I thank everybody who has participated in the debate. I have listened carefully to the points that have been raised and am grateful for the opportunity to underline how far UK policing has come since the miners strike. Progress has undoubtedly been made, but that is not to say that we are in any way complacent; on the contrary, we are constantly challenging the police to get better in all they do. We have overseen significant reform, and continue to drive improvements for the benefit of policing and those whom the police serve.
I thank all Members for their contributions this afternoon. We have heard a wide range of views from communities across the mainland UK and its countries, with each Member effectively saying very similar things: that our communities all bore the brunt of the effects of the miners strike.

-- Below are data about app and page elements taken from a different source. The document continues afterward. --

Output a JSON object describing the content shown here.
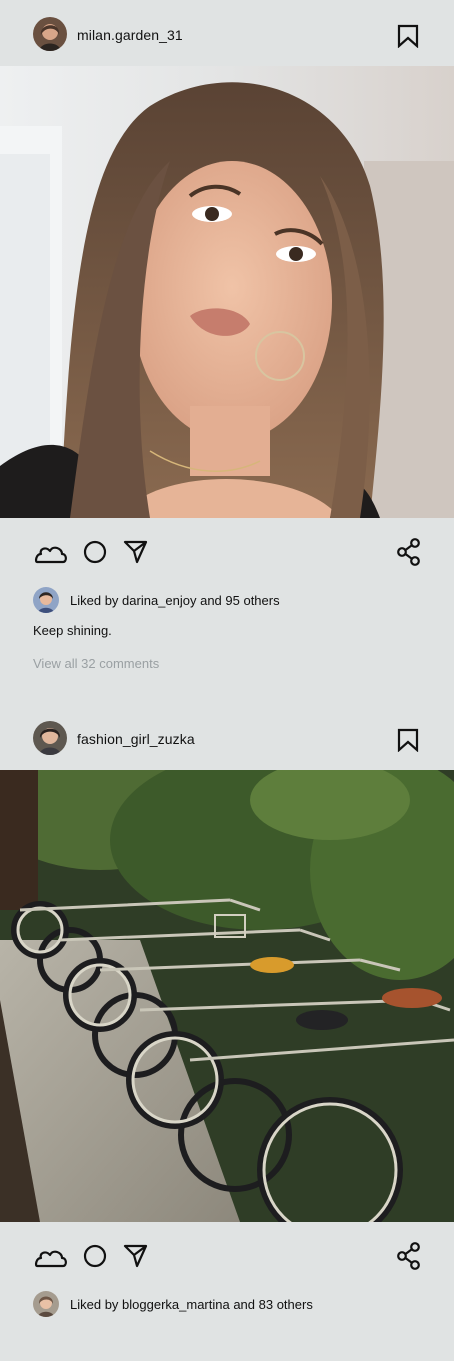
{
  "colors": {
    "background": "#e0e3e3",
    "text": "#111111",
    "muted_text": "#9aa0a3"
  },
  "posts": [
    {
      "username": "milan.garden_31",
      "avatar_icon": "user-avatar-icon",
      "photo_description_icon": "selfie-photo",
      "actions": [
        "cloud-icon",
        "circle-icon",
        "send-icon",
        "share-icon"
      ],
      "liked_by": "Liked by darina_enjoy and 95 others",
      "caption": "Keep shining.",
      "view_comments": "View all 32 comments"
    },
    {
      "username": "fashion_girl_zuzka",
      "avatar_icon": "user-avatar-icon",
      "photo_description_icon": "bicycles-photo",
      "actions": [
        "cloud-icon",
        "circle-icon",
        "send-icon",
        "share-icon"
      ],
      "liked_by": "Liked by bloggerka_martina and 83 others"
    }
  ]
}
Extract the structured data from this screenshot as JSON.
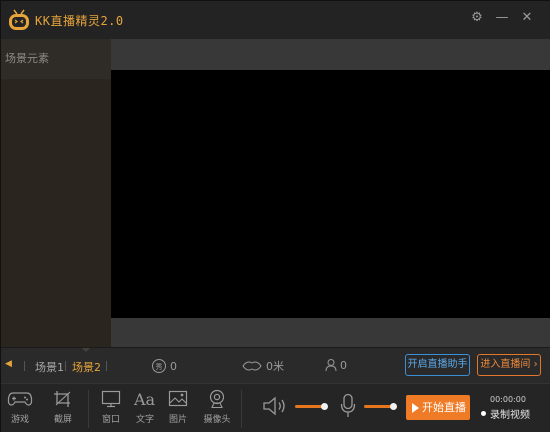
{
  "app": {
    "title": "KK直播精灵2.0"
  },
  "sidebar": {
    "header": "场景元素"
  },
  "scenes": {
    "items": [
      "场景1",
      "场景2"
    ],
    "active_index": 1
  },
  "stats": {
    "show": "0",
    "flowers": "0米",
    "viewers": "0"
  },
  "actions": {
    "assistant": "开启直播助手",
    "enter_room": "进入直播间"
  },
  "toolbar": {
    "tools": [
      {
        "label": "游戏",
        "icon": "gamepad-icon"
      },
      {
        "label": "截屏",
        "icon": "crop-icon"
      },
      {
        "label": "窗口",
        "icon": "window-icon"
      },
      {
        "label": "文字",
        "icon": "text-icon"
      },
      {
        "label": "图片",
        "icon": "image-icon"
      },
      {
        "label": "摄像头",
        "icon": "camera-icon"
      }
    ],
    "speaker_volume": 0.9,
    "mic_volume": 0.9,
    "start_label": "开始直播",
    "timer": "00:00:00",
    "record_label": "录制视频"
  },
  "colors": {
    "accent": "#f07b26",
    "brand": "#e6a43a",
    "link": "#3b8fd6"
  }
}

Despite that, I am quite frankly afraid that the Government are still not listening. I thank the Minister for his response but I am very disappointed in it. The release of files is not good enough—it does not cut it—and time cannot be used as an excuse for not doing the right thing. Whatever changes have taken place in policing over the intervening years do not change the need for an inquiry. Despite the response the Minister has given to the debate, I ask him to genuinely consider the whole range of comments that have been made, because this is something that is not going to go away. I am certainly not going to stop asking these questions, so the Government need to take a good look at this issue and seriously consider the fact that there is still a need for an inquiry.
Question put and agreed to.
That this House has considered the potential merits of a UK-wide inquiry into the miners’ strike of 1984-85.